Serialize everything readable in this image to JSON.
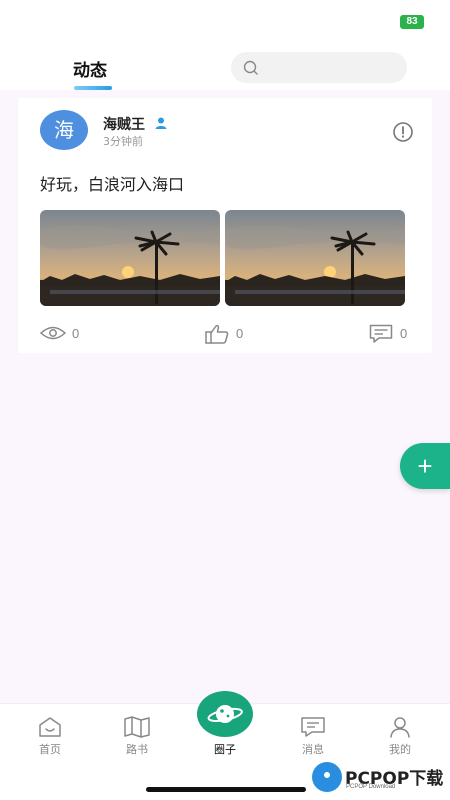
{
  "status_bar": {
    "battery": "83"
  },
  "header": {
    "active_tab": "动态",
    "search_placeholder": ""
  },
  "post": {
    "avatar_char": "海",
    "username": "海贼王",
    "time": "3分钟前",
    "content": "好玩，白浪河入海口",
    "images": [
      "sunset-palm-1",
      "sunset-palm-2"
    ],
    "views": "0",
    "likes": "0",
    "comments": "0"
  },
  "fab": {
    "label": "+"
  },
  "tabbar": {
    "items": [
      {
        "label": "首页",
        "icon": "home-icon"
      },
      {
        "label": "路书",
        "icon": "map-book-icon"
      },
      {
        "label": "圈子",
        "icon": "planet-icon"
      },
      {
        "label": "消息",
        "icon": "message-icon"
      },
      {
        "label": "我的",
        "icon": "user-icon"
      }
    ]
  },
  "watermark": {
    "text": "PCPOP下载",
    "sub": "PCPOP Download"
  },
  "colors": {
    "accent": "#19a57c",
    "avatar": "#4f8fe0",
    "tab_underline": "#2a9de0"
  }
}
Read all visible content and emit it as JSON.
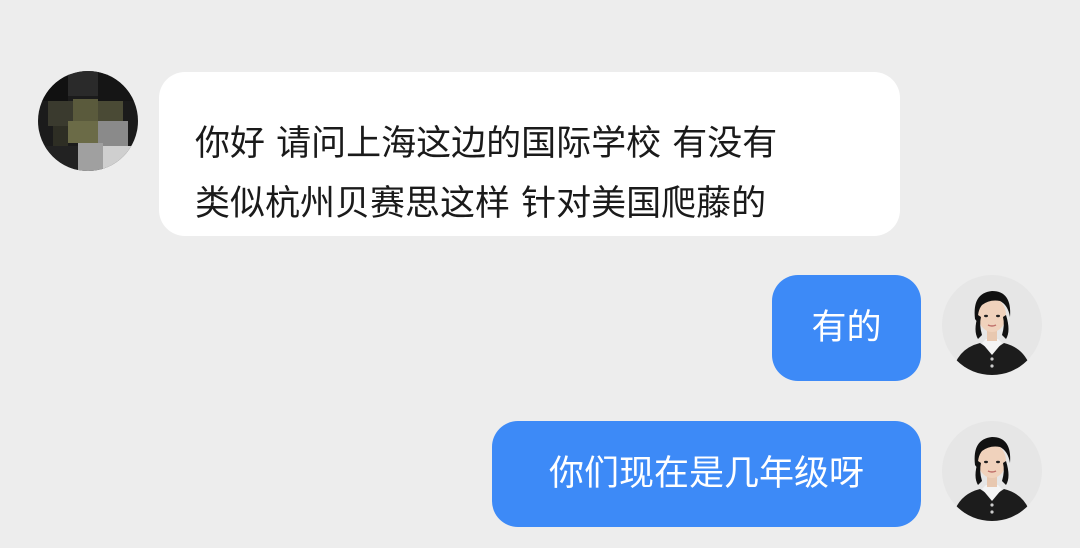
{
  "messages": [
    {
      "direction": "incoming",
      "text": "你好 请问上海这边的国际学校  有没有\n类似杭州贝赛思这样  针对美国爬藤的"
    },
    {
      "direction": "outgoing",
      "text": "有的"
    },
    {
      "direction": "outgoing",
      "text": "你们现在是几年级呀"
    }
  ],
  "colors": {
    "background": "#ededed",
    "incoming_bubble": "#ffffff",
    "outgoing_bubble": "#3d8af7",
    "outgoing_text": "#ffffff",
    "incoming_text": "#1a1a1a"
  },
  "avatars": {
    "contact": "pixelated-avatar-icon",
    "self": "user-photo-avatar-icon"
  }
}
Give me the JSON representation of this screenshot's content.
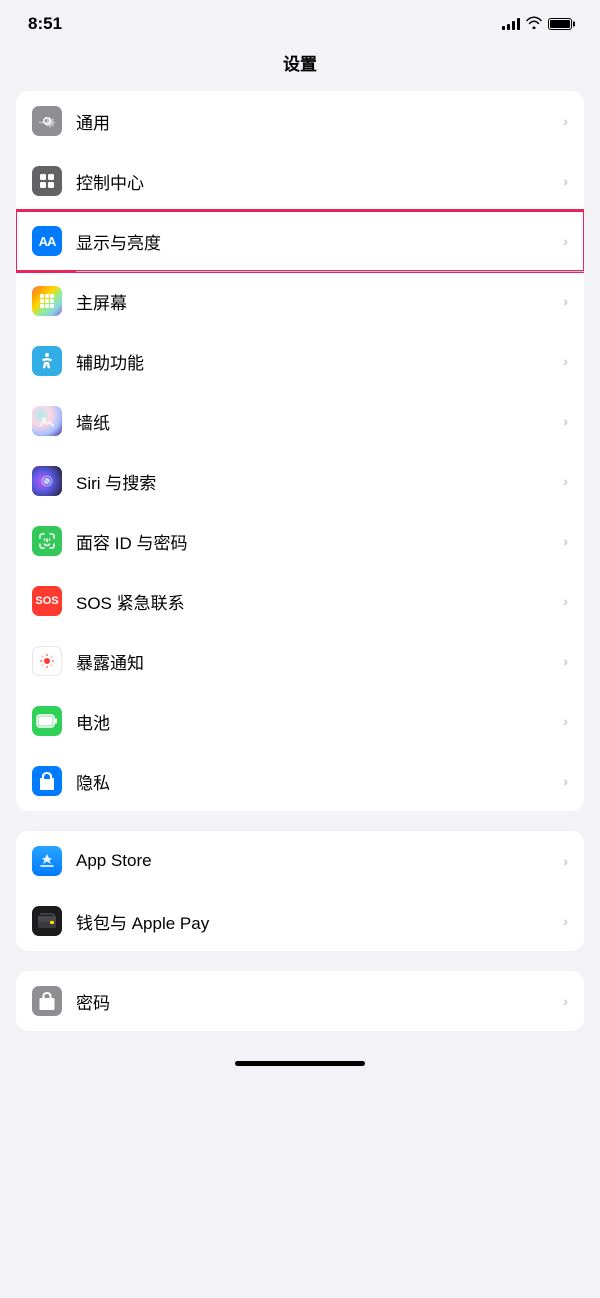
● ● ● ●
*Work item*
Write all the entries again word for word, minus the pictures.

*Result of this exercise*
Serialize everything readable in this image to JSON.
{
  "status_bar": {
    "battery": "83"
  },
  "header": {
    "active_tab": "动态",
    "search_placeholder": ""
  },
  "post": {
    "avatar_char": "海",
    "username": "海贼王",
    "time": "3分钟前",
    "content": "好玩，白浪河入海口",
    "images": [
      "sunset-palm-1",
      "sunset-palm-2"
    ],
    "views": "0",
    "likes": "0",
    "comments": "0"
  },
  "fab": {
    "label": "+"
  },
  "tabbar": {
    "items": [
      {
        "label": "首页",
        "icon": "home-icon"
      },
      {
        "label": "路书",
        "icon": "map-book-icon"
      },
      {
        "label": "圈子",
        "icon": "planet-icon"
      },
      {
        "label": "消息",
        "icon": "message-icon"
      },
      {
        "label": "我的",
        "icon": "user-icon"
      }
    ]
  },
  "watermark": {
    "text": "PCPOP下载",
    "sub": "PCPOP Download"
  },
  "colors": {
    "accent": "#19a57c",
    "avatar": "#4f8fe0",
    "tab_underline": "#2a9de0"
  }
}
Read all visible content and emit it as JSON.
{
  "messages": [
    {
      "direction": "incoming",
      "text": "你好 请问上海这边的国际学校  有没有\n类似杭州贝赛思这样  针对美国爬藤的"
    },
    {
      "direction": "outgoing",
      "text": "有的"
    },
    {
      "direction": "outgoing",
      "text": "你们现在是几年级呀"
    }
  ],
  "colors": {
    "background": "#ededed",
    "incoming_bubble": "#ffffff",
    "outgoing_bubble": "#3d8af7",
    "outgoing_text": "#ffffff",
    "incoming_text": "#1a1a1a"
  },
  "avatars": {
    "contact": "pixelated-avatar-icon",
    "self": "user-photo-avatar-icon"
  }
}
Give me the JSON representation of this screenshot's content.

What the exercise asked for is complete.